An unsettling, but perhaps not entirely surprising, occurrence has been the fact that not just one but numerous children, some in their teens, have never previously seen the North Sea, despite living within 15 miles of it. Similarly, rural pupils visiting our farmland often have no knowledge of its workings, produce or relationship with the natural environment. Once a little natural magic has rubbed off on these visitors, they cannot believe what they have been missing, often to the extent that they pledge to make the newly explored habitats their workplace of the future.
Having one of the UK’s finest beaches to work on with young people is really quite a privilege. Whatever the weather decides to do – and it changes minute by minute – the huge skies, endless sands and Star Wars style lunar-scape of the sand dunes never fails to leave an imprint on our visitors. We trawl the strandline for whelk egg cases, razor clam, cockle and oyster shells and are occasionally lucky enough to find larger curiosities such as jellyfish, starfish and the unfortunate skeletons of gulls and guillemots. All these provide inspiration for sand sculptures – not your run of the mill castles here, but creatures from the depths decorated with bladder wrack, driftwood and crab claws.
Back at the Deer Park it’s time to build dens under the awnings of the 300 year old Quercus ilex, wonder at the Red and Fallow Deer and scoop up leeches, caddis fly nymphs, roach fry and water boatmen from the silty depths of the estate lake, whilst the Buzzards and Red Kites ride the thermals above us. Although a managed and landscaped environment, so not totally wild, the abundance of nature which has thrived here is enough to make young jaws actually drop. Barn Owls are numerous and dissection of their pellets is a top-rated thrill with primary and secondary school children.
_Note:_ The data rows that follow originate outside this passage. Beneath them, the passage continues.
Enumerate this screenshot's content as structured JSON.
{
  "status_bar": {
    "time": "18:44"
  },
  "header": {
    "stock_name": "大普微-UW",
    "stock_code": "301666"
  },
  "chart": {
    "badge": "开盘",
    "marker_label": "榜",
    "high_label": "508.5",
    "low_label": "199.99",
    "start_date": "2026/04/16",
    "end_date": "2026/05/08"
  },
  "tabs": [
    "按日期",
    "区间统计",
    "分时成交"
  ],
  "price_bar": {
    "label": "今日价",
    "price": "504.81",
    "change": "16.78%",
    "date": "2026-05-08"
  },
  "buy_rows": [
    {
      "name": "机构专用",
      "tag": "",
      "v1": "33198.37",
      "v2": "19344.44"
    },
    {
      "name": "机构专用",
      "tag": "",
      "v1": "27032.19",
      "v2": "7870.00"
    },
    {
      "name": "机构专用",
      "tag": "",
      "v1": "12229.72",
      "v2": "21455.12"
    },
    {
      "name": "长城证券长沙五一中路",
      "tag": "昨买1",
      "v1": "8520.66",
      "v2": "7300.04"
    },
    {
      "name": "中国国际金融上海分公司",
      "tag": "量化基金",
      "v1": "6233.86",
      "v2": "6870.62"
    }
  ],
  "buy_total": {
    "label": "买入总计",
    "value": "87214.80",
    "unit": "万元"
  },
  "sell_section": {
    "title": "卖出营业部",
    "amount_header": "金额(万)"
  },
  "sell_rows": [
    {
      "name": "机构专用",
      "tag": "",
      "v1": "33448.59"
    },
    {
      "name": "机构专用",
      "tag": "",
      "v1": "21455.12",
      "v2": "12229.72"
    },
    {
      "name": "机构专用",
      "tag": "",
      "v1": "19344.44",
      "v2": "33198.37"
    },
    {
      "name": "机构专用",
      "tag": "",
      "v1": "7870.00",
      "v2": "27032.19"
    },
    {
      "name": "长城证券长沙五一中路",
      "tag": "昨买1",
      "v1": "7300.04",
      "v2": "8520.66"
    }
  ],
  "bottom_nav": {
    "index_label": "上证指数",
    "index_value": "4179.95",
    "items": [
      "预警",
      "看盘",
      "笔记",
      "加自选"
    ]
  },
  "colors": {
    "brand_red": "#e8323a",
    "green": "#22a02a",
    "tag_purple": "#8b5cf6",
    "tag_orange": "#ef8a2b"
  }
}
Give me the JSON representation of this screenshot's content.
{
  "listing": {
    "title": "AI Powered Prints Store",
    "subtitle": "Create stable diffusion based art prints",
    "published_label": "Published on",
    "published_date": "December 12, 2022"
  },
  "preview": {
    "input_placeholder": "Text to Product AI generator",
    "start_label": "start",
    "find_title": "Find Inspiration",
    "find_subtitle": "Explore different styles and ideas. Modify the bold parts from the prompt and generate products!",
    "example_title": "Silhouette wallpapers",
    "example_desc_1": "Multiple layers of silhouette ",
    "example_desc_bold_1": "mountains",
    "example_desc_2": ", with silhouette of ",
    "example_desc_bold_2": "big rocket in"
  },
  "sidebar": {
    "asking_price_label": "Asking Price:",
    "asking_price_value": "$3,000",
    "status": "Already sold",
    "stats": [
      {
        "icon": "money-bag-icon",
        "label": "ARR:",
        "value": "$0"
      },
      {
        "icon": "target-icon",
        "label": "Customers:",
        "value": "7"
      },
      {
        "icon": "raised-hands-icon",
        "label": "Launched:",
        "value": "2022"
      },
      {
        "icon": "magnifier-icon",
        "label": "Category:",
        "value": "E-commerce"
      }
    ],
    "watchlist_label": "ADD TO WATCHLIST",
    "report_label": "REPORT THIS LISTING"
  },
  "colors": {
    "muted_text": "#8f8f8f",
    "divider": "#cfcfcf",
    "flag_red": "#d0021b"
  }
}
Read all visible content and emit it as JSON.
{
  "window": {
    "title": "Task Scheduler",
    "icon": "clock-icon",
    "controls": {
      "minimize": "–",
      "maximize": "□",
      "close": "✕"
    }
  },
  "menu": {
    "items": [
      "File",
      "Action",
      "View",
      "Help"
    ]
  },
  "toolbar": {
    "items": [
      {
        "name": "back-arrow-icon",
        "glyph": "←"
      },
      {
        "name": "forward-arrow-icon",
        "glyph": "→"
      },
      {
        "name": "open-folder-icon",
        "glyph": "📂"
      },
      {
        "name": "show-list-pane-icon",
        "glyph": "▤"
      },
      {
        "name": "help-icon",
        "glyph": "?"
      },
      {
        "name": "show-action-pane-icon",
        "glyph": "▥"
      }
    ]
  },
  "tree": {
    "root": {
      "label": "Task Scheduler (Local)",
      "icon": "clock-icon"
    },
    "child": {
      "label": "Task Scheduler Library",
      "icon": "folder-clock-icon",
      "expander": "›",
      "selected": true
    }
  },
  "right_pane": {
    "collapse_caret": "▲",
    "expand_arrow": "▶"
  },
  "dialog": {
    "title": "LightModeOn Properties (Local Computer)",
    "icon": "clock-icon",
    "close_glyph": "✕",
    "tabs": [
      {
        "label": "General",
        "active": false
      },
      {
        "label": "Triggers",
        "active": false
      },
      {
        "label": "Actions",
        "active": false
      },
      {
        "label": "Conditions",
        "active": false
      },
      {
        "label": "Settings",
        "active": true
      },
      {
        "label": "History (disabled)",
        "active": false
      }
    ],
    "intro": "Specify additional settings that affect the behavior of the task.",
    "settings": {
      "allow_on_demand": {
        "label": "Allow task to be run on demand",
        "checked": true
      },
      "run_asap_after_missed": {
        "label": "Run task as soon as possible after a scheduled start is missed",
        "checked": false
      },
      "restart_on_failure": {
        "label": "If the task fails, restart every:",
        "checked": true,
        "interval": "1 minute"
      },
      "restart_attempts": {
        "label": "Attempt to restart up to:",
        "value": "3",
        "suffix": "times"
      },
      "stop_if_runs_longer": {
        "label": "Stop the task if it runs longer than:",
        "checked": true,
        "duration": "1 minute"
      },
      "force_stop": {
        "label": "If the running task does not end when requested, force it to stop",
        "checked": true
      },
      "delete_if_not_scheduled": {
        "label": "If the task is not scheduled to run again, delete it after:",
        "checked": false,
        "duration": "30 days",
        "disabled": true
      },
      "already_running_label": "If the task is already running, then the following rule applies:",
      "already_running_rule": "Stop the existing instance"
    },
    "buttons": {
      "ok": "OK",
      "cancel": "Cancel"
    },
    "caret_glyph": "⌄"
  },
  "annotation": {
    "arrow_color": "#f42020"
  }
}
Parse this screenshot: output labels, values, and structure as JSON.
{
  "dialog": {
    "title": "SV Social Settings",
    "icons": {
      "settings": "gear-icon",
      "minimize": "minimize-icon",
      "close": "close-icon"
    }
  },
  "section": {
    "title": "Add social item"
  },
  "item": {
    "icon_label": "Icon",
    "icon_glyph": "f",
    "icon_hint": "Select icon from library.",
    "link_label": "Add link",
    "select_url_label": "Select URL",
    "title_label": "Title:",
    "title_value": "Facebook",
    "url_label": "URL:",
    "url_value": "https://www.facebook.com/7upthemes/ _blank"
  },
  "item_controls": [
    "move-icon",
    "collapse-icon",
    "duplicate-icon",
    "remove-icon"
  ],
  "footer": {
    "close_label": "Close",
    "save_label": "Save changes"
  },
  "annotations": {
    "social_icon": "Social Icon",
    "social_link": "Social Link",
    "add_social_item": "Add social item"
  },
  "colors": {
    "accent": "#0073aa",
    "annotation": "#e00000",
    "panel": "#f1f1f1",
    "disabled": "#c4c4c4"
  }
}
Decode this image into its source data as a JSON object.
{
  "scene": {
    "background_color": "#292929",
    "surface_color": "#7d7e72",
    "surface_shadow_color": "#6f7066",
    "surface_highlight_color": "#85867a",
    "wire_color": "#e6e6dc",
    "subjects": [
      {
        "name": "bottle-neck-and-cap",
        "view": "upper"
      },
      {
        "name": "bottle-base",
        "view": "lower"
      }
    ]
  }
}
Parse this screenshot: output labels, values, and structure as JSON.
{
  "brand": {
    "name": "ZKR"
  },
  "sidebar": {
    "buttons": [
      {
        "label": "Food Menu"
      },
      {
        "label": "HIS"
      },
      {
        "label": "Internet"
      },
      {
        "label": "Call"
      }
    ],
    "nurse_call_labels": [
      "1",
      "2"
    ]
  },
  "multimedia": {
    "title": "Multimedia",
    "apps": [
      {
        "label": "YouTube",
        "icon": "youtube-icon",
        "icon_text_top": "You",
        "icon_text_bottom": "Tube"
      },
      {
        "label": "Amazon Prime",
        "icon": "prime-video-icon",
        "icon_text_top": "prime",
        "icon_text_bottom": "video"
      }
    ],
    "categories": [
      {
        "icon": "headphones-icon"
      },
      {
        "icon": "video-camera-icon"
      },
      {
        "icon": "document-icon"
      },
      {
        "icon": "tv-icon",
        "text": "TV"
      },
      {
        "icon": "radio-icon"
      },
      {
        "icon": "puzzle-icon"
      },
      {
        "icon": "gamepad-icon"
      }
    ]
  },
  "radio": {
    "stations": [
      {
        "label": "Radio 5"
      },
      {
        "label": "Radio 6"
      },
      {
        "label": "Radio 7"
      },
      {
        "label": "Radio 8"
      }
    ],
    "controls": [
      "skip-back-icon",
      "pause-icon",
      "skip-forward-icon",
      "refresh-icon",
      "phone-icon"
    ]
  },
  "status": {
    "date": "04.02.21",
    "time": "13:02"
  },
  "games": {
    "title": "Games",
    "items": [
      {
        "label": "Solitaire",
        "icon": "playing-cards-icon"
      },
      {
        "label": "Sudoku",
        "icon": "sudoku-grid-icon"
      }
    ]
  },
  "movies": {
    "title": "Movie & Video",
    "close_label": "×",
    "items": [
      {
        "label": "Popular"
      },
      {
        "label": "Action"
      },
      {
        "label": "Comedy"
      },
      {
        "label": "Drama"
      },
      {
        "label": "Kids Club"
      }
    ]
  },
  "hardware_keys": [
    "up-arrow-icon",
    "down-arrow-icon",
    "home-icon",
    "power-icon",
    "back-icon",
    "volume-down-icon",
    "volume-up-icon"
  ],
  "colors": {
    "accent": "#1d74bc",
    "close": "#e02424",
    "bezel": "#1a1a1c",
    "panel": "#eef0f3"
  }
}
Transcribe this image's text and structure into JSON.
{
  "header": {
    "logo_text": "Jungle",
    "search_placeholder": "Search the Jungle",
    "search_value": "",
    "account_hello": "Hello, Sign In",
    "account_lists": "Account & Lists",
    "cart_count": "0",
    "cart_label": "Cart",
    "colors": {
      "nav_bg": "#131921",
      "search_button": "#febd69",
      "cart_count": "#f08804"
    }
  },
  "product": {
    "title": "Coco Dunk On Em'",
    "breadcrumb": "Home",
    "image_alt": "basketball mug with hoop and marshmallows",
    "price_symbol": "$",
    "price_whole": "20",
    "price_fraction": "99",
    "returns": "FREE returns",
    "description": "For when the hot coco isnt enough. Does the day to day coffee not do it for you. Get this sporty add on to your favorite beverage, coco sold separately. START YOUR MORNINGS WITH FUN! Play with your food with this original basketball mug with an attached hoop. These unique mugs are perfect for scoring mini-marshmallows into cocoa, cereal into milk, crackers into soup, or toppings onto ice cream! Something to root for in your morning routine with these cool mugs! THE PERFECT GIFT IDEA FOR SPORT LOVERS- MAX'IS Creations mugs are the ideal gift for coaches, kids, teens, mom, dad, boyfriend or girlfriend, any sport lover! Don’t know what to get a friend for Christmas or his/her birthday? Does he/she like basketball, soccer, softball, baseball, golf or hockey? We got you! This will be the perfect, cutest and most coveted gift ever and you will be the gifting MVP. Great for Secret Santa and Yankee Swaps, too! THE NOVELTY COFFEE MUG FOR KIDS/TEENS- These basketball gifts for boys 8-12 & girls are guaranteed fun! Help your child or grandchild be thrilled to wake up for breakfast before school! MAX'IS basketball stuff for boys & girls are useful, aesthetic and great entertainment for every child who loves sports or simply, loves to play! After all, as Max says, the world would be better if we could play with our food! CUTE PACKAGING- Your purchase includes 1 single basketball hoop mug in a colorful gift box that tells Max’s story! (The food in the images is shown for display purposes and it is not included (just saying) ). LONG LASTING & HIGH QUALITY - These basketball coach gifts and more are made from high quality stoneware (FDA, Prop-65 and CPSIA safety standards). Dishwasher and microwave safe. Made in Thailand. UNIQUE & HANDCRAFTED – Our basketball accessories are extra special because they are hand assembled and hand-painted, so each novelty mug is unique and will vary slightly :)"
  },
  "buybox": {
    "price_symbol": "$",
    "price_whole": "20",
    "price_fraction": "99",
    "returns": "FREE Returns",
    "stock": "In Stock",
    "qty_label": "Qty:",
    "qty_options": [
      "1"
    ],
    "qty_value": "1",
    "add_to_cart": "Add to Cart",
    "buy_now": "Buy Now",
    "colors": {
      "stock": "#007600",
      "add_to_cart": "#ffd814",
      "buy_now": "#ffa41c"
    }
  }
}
Brown Hare, Grey Partridge and Skylark are also resident in large numbers, enjoying the 3 metre wild flower borders grown on every field on our farmland.
For at least a couple of decades field study trips and practical work for secondary aged biologists and geographers became as good as non-existent. Thankfully, the exceptional value of this work seems to have once more been recognised and so we are using this resurgence to fulfil the potential of the estate’s land and bring advanced studies out once more into the field. We look at psammosere succession, conservation management, biodiversity and ecosystems, woodland ecology, renewable energies and coastal processes with both GCSE and ‘A’ Level students at sites all over the 25,000 acre estate. Fashions may have come full circle, with students arriving seemingly caught in a 1980s time warp, but they inevitably leave invigorated by the new skills they have learnt and put into practise, a hatful of important data to take back with them and a renewed thirst for their subject. Getting down to business in gale force winds, with clinometers, soil thermometers, quadrats and identification keys and a good old sandy box of sandwiches is the stuff that dreams, and careers, are made of.
Here in the United Kingdom we have so much wonderful habitat for our young people to explore. If the opportunity is not there, or not pushed onto them, however, there is a risk that these natural wonders will be missed by another generation. The benefit of an outdoor education is clear and obvious. It has so much more depth than merely what the National Curriculum requires schools to provide. It inspires and is inspirational. It must be a part of every child’s life.